Moreover, single-agent zimberelimab was also found to have activity that is comparable to that of anti–PD-1 agents that are on the market and are currently under investigation by other companies in this setting.
No unexpected safety signals were reported at the time of the data cutoff. Additionally, the toxicity profile for each of the 3 arms examined in the study seems to be consistent with what has previously been reported with immune checkpoint inhibitors in this setting.
Arcus Biosciences, Inc., the drug developer, shared that data from the phase 2 trial will be submitted later this year for presentation at a medical meeting.
“This analysis of the dataset for. The ongoing ARC-7 study revealed encouraging clinical activity for the anti-TIGIT domvanalimab-based combinations, and furthermore, that the anti–PD-1 zimberelimab monotherapy arm showed activity similar to that of marketed anti–PD-1 antibodies studied in this setting,” Bill Grossman, MD, PhD, chief medical officer of Arcus Biosciences, Inc., stated in a press release. “Next steps are to complete enrollment in all our open domvanalimab studies, execute on our broader plans for phase 3 studies for domvanalimab across multiple cancer types, and further explore combinations with domvanalimab and etrumadenant.”
Domvanalimab is a Fc-silent monoclonal antibody that binds to TIGIT, which is a protein receptor on immune cells that serves as a brake on immune response. Cancer tells manipulate TIGIT to evade detection by the immune system. As such, the agent is designed to bind to TIGIT to free immune-activating pathways and stimulate immune cells to attack and eliminate cancer cells.
In the open-label phase 2 study, investigators are examining the safety and efficacy of domvanalimab plus zimberelimab vs zimberelimab monotherapy vs domvanalimab plus zimberelimab and etrumadenant as a frontline treatment in 150 patients with EGFR/ALK wild-type, metastatic NSCLC who have a high PD-L1 expression.
Patients needed to be at least 18 years of age, have an ECOG performance status of 0 or 1, have at least 1 measurable lesion per RECIST v1.1 criteria, and acceptable organ and marrow function.2
If patients had a medical condition that required supraphysiologic doses of corticosteroids, if they tested positive for hepatitis B or C, had any active autoimmune disease or history of autoimmune disease, or had a prior malignancy that was active within the prior 2 years with the exception of locally curative disease, they were excluded.
Study participants are being randomized 1:1:1 across the study arms.

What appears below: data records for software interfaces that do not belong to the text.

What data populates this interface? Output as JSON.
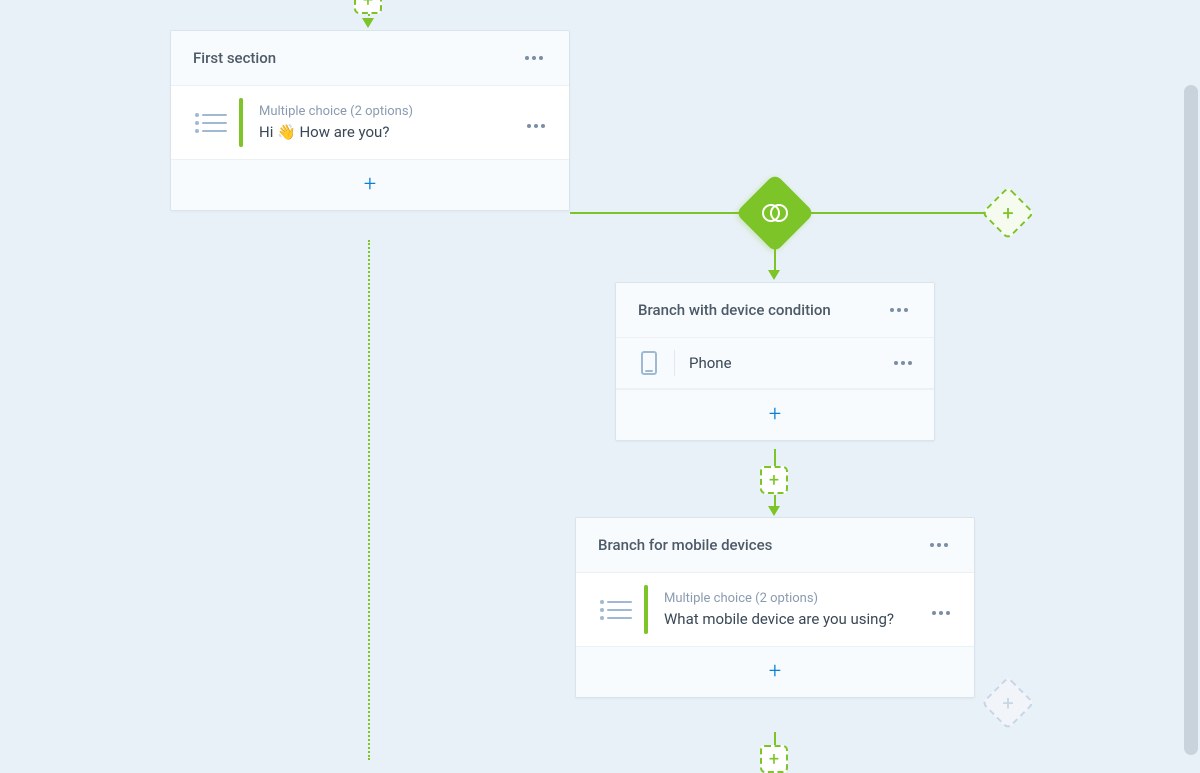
{
  "cards": {
    "first_section": {
      "title": "First section",
      "question": {
        "type_label": "Multiple choice (2 options)",
        "text_before": "Hi ",
        "text_after": " How are you?",
        "emoji": "👋"
      }
    },
    "branch_device": {
      "title": "Branch with device condition",
      "condition_value": "Phone"
    },
    "branch_mobile": {
      "title": "Branch for mobile devices",
      "question": {
        "type_label": "Multiple choice (2 options)",
        "text": "What mobile device are you using?"
      }
    }
  },
  "colors": {
    "accent_green": "#7cc427",
    "accent_blue": "#0a7fd6",
    "bg": "#e9f1f8"
  }
}
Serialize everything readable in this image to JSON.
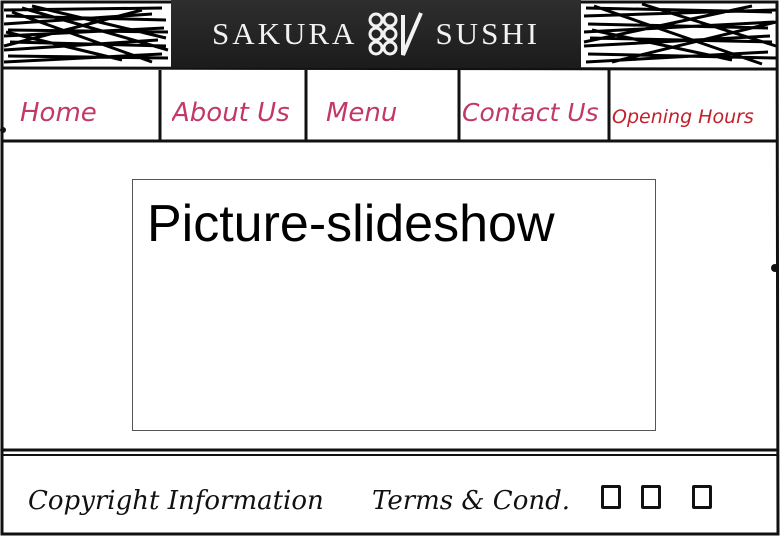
{
  "header": {
    "logo_left": "SAKURA",
    "logo_right": "SUSHI",
    "logo_icon": "sakura-logo-icon",
    "logo_bg_color": "#1f1f1f"
  },
  "nav": {
    "items": [
      {
        "label": "Home",
        "color": "#c2386a"
      },
      {
        "label": "About Us",
        "color": "#c2386a"
      },
      {
        "label": "Menu",
        "color": "#c2386a"
      },
      {
        "label": "Contact Us",
        "color": "#c2386a"
      },
      {
        "label": "Opening Hours",
        "color": "#c2202a"
      }
    ]
  },
  "main": {
    "slideshow_label": "Picture-slideshow"
  },
  "footer": {
    "copyright": "Copyright Information",
    "terms": "Terms & Cond.",
    "social_icons": [
      "social-icon",
      "social-icon",
      "social-icon"
    ]
  }
}
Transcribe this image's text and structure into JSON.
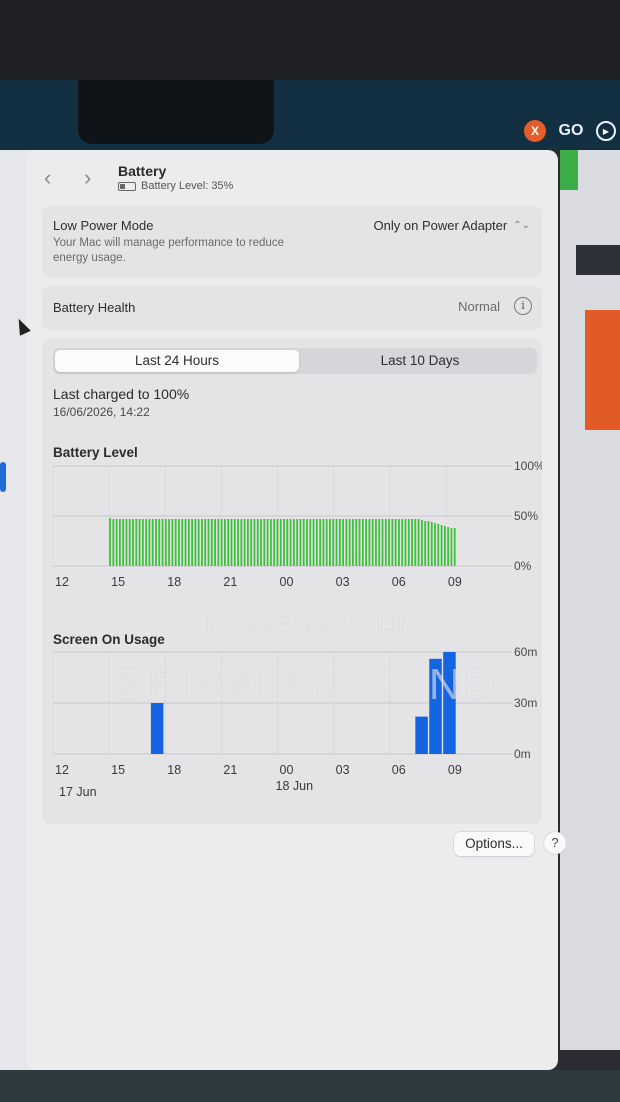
{
  "menubar": {
    "icons": [
      "x-app-icon",
      "go-icon",
      "play-circle-icon"
    ],
    "x_label": "X",
    "go_label": "GO"
  },
  "nav": {
    "back_icon": "chevron-left-icon",
    "forward_icon": "chevron-right-icon"
  },
  "header": {
    "title": "Battery",
    "battery_level": "Battery Level: 35%"
  },
  "low_power_mode": {
    "label": "Low Power Mode",
    "description": "Your Mac will manage performance to reduce energy usage.",
    "value": "Only on Power Adapter"
  },
  "battery_health": {
    "label": "Battery Health",
    "value": "Normal"
  },
  "tabs": [
    {
      "label": "Last 24 Hours",
      "active": true
    },
    {
      "label": "Last 10 Days",
      "active": false
    }
  ],
  "last_charged": {
    "title": "Last charged to 100%",
    "time": "16/06/2026, 14:22"
  },
  "chart_data": [
    {
      "type": "bar",
      "title": "Battery Level",
      "y_ticks": [
        "100%",
        "50%",
        "0%"
      ],
      "ylim": [
        0,
        100
      ],
      "x_ticks": [
        "12",
        "15",
        "18",
        "21",
        "00",
        "03",
        "06",
        "09"
      ],
      "bar_color": "#3ec13a",
      "series": [
        {
          "values": [
            48,
            47,
            47,
            47,
            47,
            47,
            47,
            47,
            47,
            47,
            47,
            47,
            47,
            47,
            47,
            47,
            47,
            47,
            47,
            47,
            47,
            47,
            47,
            47,
            47,
            47,
            47,
            47,
            47,
            47,
            47,
            47,
            47,
            47,
            47,
            47,
            47,
            47,
            47,
            47,
            47,
            47,
            47,
            47,
            47,
            47,
            47,
            47,
            47,
            47,
            47,
            47,
            47,
            47,
            47,
            47,
            47,
            47,
            47,
            47,
            47,
            47,
            47,
            47,
            47,
            47,
            47,
            47,
            47,
            47,
            47,
            47,
            47,
            47,
            47,
            47,
            47,
            47,
            47,
            47,
            47,
            47,
            47,
            47,
            47,
            47,
            47,
            47,
            47,
            47,
            47,
            47,
            47,
            47,
            47,
            46,
            45,
            45,
            44,
            43,
            42,
            41,
            40,
            39,
            38,
            38
          ]
        }
      ],
      "grid": true
    },
    {
      "type": "bar",
      "title": "Screen On Usage",
      "y_ticks": [
        "60m",
        "30m",
        "0m"
      ],
      "ylim": [
        0,
        60
      ],
      "x_ticks": [
        "12",
        "15",
        "18",
        "21",
        "00",
        "03",
        "06",
        "09"
      ],
      "date_labels": [
        "17 Jun",
        "18 Jun"
      ],
      "bar_color": "#1565e0",
      "series": [
        {
          "values": [
            0,
            0,
            0,
            30,
            0,
            0,
            0,
            0,
            0,
            0,
            0,
            0,
            0,
            0,
            0,
            0,
            0,
            0,
            0,
            0,
            0,
            0,
            22,
            56,
            60
          ]
        }
      ],
      "grid": true
    }
  ],
  "footer": {
    "options_label": "Options...",
    "help_label": "?"
  },
  "watermarks": [
    "POSTED ON JIJI",
    "BRIANNYAKUNDI"
  ]
}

Treatment with be administered until patients experience disease progression or loss of clinical benefit. The co-primary end points of the research are ORR and progression-free survival. Key secondary end points include safety, duration of response, and disease control rates.
All 3 arms of the trial will continue to enroll patients as planned.
Moreover, domvanalimab is also under investigation in the registrational phase 3 ARC-10 trial (NCT04736173). Here, investigators are examining the safety and efficacy of the anti-TIGIT agent in combination with zimberelimab vs zimberelimab monotherapy vs chemotherapy in the frontline treatment of patients with PD-L1–positive, locally advanced or metastatic NSCLC.3 This trial is currently enrolling patients.